■ Work to complete: In your reply, repeat the full listing exactly and leave each picture out.

■ Task inputs:
╭──
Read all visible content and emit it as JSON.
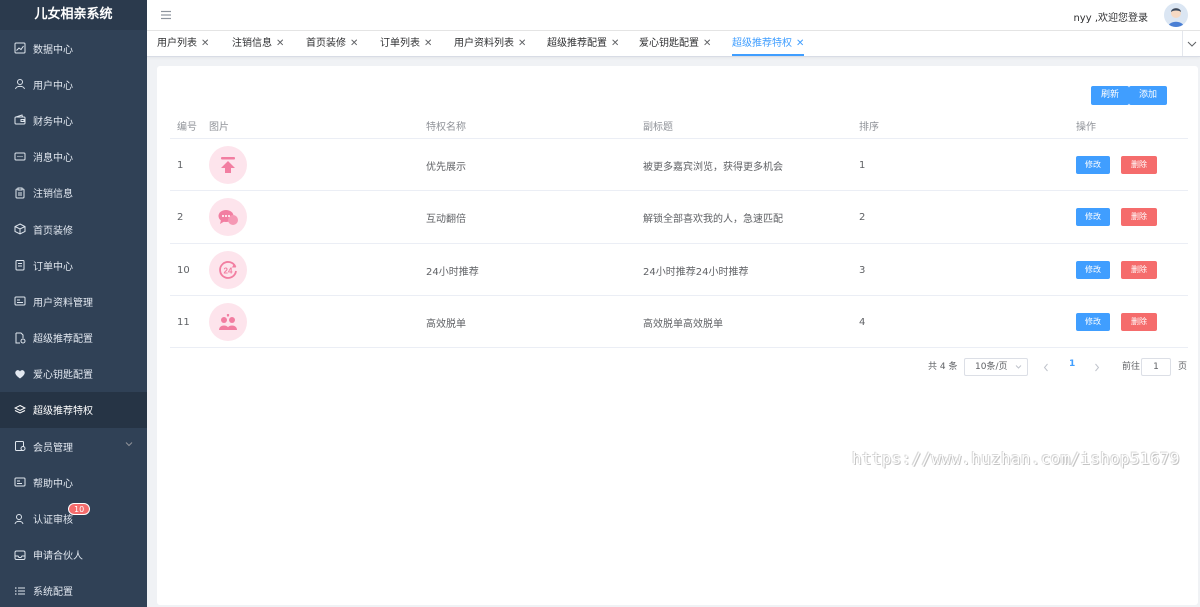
{
  "app": {
    "title": "儿女相亲系统"
  },
  "sidebar": {
    "items": [
      {
        "label": "数据中心",
        "icon": "chart-icon"
      },
      {
        "label": "用户中心",
        "icon": "user-icon"
      },
      {
        "label": "财务中心",
        "icon": "wallet-icon"
      },
      {
        "label": "消息中心",
        "icon": "message-icon"
      },
      {
        "label": "注销信息",
        "icon": "clipboard-icon"
      },
      {
        "label": "首页装修",
        "icon": "cube-icon"
      },
      {
        "label": "订单中心",
        "icon": "order-icon"
      },
      {
        "label": "用户资料管理",
        "icon": "profile-card-icon"
      },
      {
        "label": "超级推荐配置",
        "icon": "doc-gear-icon"
      },
      {
        "label": "爱心钥匙配置",
        "icon": "heart-icon"
      },
      {
        "label": "超级推荐特权",
        "icon": "layers-icon",
        "active": true
      },
      {
        "label": "会员管理",
        "icon": "member-icon",
        "expandable": true
      },
      {
        "label": "帮助中心",
        "icon": "help-card-icon"
      },
      {
        "label": "认证审核",
        "icon": "verify-user-icon",
        "badge": "10"
      },
      {
        "label": "申请合伙人",
        "icon": "inbox-icon"
      },
      {
        "label": "系统配置",
        "icon": "list-icon"
      }
    ]
  },
  "header": {
    "welcome": "nyy ,欢迎您登录"
  },
  "tabs": [
    {
      "label": "用户列表"
    },
    {
      "label": "注销信息"
    },
    {
      "label": "首页装修"
    },
    {
      "label": "订单列表"
    },
    {
      "label": "用户资料列表"
    },
    {
      "label": "超级推荐配置"
    },
    {
      "label": "爱心钥匙配置"
    },
    {
      "label": "超级推荐特权",
      "active": true
    }
  ],
  "toolbar": {
    "refresh_label": "刷新",
    "add_label": "添加"
  },
  "table": {
    "headers": {
      "id": "编号",
      "image": "图片",
      "name": "特权名称",
      "subtitle": "副标题",
      "sort": "排序",
      "actions": "操作"
    },
    "rows": [
      {
        "id": "1",
        "icon": "top-arrow-icon",
        "name": "优先展示",
        "subtitle": "被更多嘉宾浏览，获得更多机会",
        "sort": "1",
        "edit": "修改",
        "delete": "删除"
      },
      {
        "id": "2",
        "icon": "chat-bubble-icon",
        "name": "互动翻倍",
        "subtitle": "解锁全部喜欢我的人，急速匹配",
        "sort": "2",
        "edit": "修改",
        "delete": "删除"
      },
      {
        "id": "10",
        "icon": "clock-24-icon",
        "name": "24小时推荐",
        "subtitle": "24小时推荐24小时推荐",
        "sort": "3",
        "edit": "修改",
        "delete": "删除"
      },
      {
        "id": "11",
        "icon": "couple-icon",
        "name": "高效脱单",
        "subtitle": "高效脱单高效脱单",
        "sort": "4",
        "edit": "修改",
        "delete": "删除"
      }
    ]
  },
  "pagination": {
    "total": "共 4 条",
    "page_size": "10条/页",
    "current_page": "1",
    "goto_label": "前往",
    "goto_value": "1",
    "page_unit": "页"
  },
  "watermark": "https://www.huzhan.com/ishop51679",
  "colors": {
    "sidebar": "#304156",
    "primary": "#409eff",
    "danger": "#f56c6c",
    "icon_bg": "#fde4ec",
    "icon_fg": "#f27ea1"
  }
}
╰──
■ Answer section:
Read all visible content and emit it as JSON.
{
  "app": {
    "title": "儿女相亲系统"
  },
  "sidebar": {
    "items": [
      {
        "label": "数据中心",
        "icon": "chart-icon"
      },
      {
        "label": "用户中心",
        "icon": "user-icon"
      },
      {
        "label": "财务中心",
        "icon": "wallet-icon"
      },
      {
        "label": "消息中心",
        "icon": "message-icon"
      },
      {
        "label": "注销信息",
        "icon": "clipboard-icon"
      },
      {
        "label": "首页装修",
        "icon": "cube-icon"
      },
      {
        "label": "订单中心",
        "icon": "order-icon"
      },
      {
        "label": "用户资料管理",
        "icon": "profile-card-icon"
      },
      {
        "label": "超级推荐配置",
        "icon": "doc-gear-icon"
      },
      {
        "label": "爱心钥匙配置",
        "icon": "heart-icon"
      },
      {
        "label": "超级推荐特权",
        "icon": "layers-icon",
        "active": true
      },
      {
        "label": "会员管理",
        "icon": "member-icon",
        "expandable": true
      },
      {
        "label": "帮助中心",
        "icon": "help-card-icon"
      },
      {
        "label": "认证审核",
        "icon": "verify-user-icon",
        "badge": "10"
      },
      {
        "label": "申请合伙人",
        "icon": "inbox-icon"
      },
      {
        "label": "系统配置",
        "icon": "list-icon"
      }
    ]
  },
  "header": {
    "welcome": "nyy ,欢迎您登录"
  },
  "tabs": [
    {
      "label": "用户列表"
    },
    {
      "label": "注销信息"
    },
    {
      "label": "首页装修"
    },
    {
      "label": "订单列表"
    },
    {
      "label": "用户资料列表"
    },
    {
      "label": "超级推荐配置"
    },
    {
      "label": "爱心钥匙配置"
    },
    {
      "label": "超级推荐特权",
      "active": true
    }
  ],
  "toolbar": {
    "refresh_label": "刷新",
    "add_label": "添加"
  },
  "table": {
    "headers": {
      "id": "编号",
      "image": "图片",
      "name": "特权名称",
      "subtitle": "副标题",
      "sort": "排序",
      "actions": "操作"
    },
    "rows": [
      {
        "id": "1",
        "icon": "top-arrow-icon",
        "name": "优先展示",
        "subtitle": "被更多嘉宾浏览，获得更多机会",
        "sort": "1",
        "edit": "修改",
        "delete": "删除"
      },
      {
        "id": "2",
        "icon": "chat-bubble-icon",
        "name": "互动翻倍",
        "subtitle": "解锁全部喜欢我的人，急速匹配",
        "sort": "2",
        "edit": "修改",
        "delete": "删除"
      },
      {
        "id": "10",
        "icon": "clock-24-icon",
        "name": "24小时推荐",
        "subtitle": "24小时推荐24小时推荐",
        "sort": "3",
        "edit": "修改",
        "delete": "删除"
      },
      {
        "id": "11",
        "icon": "couple-icon",
        "name": "高效脱单",
        "subtitle": "高效脱单高效脱单",
        "sort": "4",
        "edit": "修改",
        "delete": "删除"
      }
    ]
  },
  "pagination": {
    "total": "共 4 条",
    "page_size": "10条/页",
    "current_page": "1",
    "goto_label": "前往",
    "goto_value": "1",
    "page_unit": "页"
  },
  "watermark": "https://www.huzhan.com/ishop51679",
  "colors": {
    "sidebar": "#304156",
    "primary": "#409eff",
    "danger": "#f56c6c",
    "icon_bg": "#fde4ec",
    "icon_fg": "#f27ea1"
  }
}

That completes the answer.